- **THE TASK**: If a line of the records contains the string "icon", copy it out.

- **DATA RECORDS**:
------------------------------------------------------------

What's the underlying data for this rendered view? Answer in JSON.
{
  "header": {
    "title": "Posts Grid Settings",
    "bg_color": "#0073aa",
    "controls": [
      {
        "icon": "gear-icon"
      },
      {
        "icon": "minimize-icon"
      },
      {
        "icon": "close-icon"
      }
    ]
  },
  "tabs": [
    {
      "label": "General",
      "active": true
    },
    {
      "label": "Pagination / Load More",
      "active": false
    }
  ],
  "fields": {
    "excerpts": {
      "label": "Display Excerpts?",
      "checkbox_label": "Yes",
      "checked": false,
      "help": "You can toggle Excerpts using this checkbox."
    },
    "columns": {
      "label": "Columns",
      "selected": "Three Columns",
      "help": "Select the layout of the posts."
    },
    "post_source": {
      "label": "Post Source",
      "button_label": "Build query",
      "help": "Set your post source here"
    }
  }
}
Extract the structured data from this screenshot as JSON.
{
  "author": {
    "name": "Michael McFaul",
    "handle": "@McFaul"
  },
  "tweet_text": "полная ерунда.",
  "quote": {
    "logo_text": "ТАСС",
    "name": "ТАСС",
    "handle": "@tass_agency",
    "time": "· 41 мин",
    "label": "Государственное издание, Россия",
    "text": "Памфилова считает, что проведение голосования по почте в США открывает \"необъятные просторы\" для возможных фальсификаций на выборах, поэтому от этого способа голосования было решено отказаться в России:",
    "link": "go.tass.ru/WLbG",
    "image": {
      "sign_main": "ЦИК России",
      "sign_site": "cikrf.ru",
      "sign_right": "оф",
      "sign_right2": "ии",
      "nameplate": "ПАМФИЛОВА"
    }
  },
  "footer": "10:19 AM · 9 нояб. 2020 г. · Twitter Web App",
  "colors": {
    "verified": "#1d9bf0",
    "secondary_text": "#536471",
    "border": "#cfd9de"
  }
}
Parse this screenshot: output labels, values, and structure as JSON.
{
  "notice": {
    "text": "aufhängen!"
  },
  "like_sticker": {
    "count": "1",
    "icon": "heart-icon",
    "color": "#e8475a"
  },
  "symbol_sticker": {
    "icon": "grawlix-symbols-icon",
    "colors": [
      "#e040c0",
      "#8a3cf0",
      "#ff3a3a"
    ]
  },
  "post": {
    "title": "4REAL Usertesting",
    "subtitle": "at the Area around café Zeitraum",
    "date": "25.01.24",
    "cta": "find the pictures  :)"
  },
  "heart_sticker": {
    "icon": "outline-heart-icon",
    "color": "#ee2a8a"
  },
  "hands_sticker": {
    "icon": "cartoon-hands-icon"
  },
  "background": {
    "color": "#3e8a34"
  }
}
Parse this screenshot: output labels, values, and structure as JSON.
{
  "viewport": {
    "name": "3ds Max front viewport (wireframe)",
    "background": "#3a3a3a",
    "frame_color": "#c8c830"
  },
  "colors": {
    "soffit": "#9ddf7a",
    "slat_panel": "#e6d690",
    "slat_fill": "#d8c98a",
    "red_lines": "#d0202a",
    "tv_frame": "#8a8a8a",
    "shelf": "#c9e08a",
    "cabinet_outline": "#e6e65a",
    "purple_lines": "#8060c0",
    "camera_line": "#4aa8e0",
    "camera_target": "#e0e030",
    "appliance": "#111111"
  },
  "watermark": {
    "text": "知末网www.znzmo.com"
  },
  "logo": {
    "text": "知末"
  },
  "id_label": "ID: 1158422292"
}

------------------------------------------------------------

- **EXERCISE OUTPUT**:
        "icon": "gear-icon"
        "icon": "minimize-icon"
        "icon": "close-icon"
    "icon": "heart-icon",
    "icon": "grawlix-symbols-icon",
    "icon": "outline-heart-icon",
    "icon": "cartoon-hands-icon"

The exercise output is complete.